**Task to carry out**
From the first line to the last, print the data exactly as it appears.

**Source material**
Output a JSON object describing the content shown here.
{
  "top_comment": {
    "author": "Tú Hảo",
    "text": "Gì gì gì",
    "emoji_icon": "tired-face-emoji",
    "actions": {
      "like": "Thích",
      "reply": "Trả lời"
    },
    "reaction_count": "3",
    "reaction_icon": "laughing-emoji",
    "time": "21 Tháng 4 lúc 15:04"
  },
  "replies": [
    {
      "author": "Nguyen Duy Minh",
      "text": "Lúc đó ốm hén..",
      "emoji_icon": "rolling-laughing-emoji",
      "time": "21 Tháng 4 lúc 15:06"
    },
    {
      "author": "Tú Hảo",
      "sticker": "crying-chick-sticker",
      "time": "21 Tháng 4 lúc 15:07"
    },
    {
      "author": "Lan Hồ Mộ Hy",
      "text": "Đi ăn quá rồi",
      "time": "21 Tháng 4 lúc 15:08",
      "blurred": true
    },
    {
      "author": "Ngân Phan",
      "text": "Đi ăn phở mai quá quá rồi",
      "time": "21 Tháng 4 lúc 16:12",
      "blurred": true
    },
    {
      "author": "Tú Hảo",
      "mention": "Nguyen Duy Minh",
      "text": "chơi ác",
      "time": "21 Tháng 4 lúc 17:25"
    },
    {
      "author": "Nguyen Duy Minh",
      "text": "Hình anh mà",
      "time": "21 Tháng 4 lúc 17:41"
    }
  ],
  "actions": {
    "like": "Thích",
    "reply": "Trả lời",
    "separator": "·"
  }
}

**Result of the exercise**
Output a JSON object describing the content shown here.
{
  "top_comment": {
    "author": "Tú Hảo",
    "text": "Gì gì gì",
    "emoji_icon": "tired-face-emoji",
    "actions": {
      "like": "Thích",
      "reply": "Trả lời"
    },
    "reaction_count": "3",
    "reaction_icon": "laughing-emoji",
    "time": "21 Tháng 4 lúc 15:04"
  },
  "replies": [
    {
      "author": "Nguyen Duy Minh",
      "text": "Lúc đó ốm hén..",
      "emoji_icon": "rolling-laughing-emoji",
      "time": "21 Tháng 4 lúc 15:06"
    },
    {
      "author": "Tú Hảo",
      "sticker": "crying-chick-sticker",
      "time": "21 Tháng 4 lúc 15:07"
    },
    {
      "author": "Lan Hồ Mộ Hy",
      "text": "Đi ăn quá rồi",
      "time": "21 Tháng 4 lúc 15:08",
      "blurred": true
    },
    {
      "author": "Ngân Phan",
      "text": "Đi ăn phở mai quá quá rồi",
      "time": "21 Tháng 4 lúc 16:12",
      "blurred": true
    },
    {
      "author": "Tú Hảo",
      "mention": "Nguyen Duy Minh",
      "text": "chơi ác",
      "time": "21 Tháng 4 lúc 17:25"
    },
    {
      "author": "Nguyen Duy Minh",
      "text": "Hình anh mà",
      "time": "21 Tháng 4 lúc 17:41"
    }
  ],
  "actions": {
    "like": "Thích",
    "reply": "Trả lời",
    "separator": "·"
  }
}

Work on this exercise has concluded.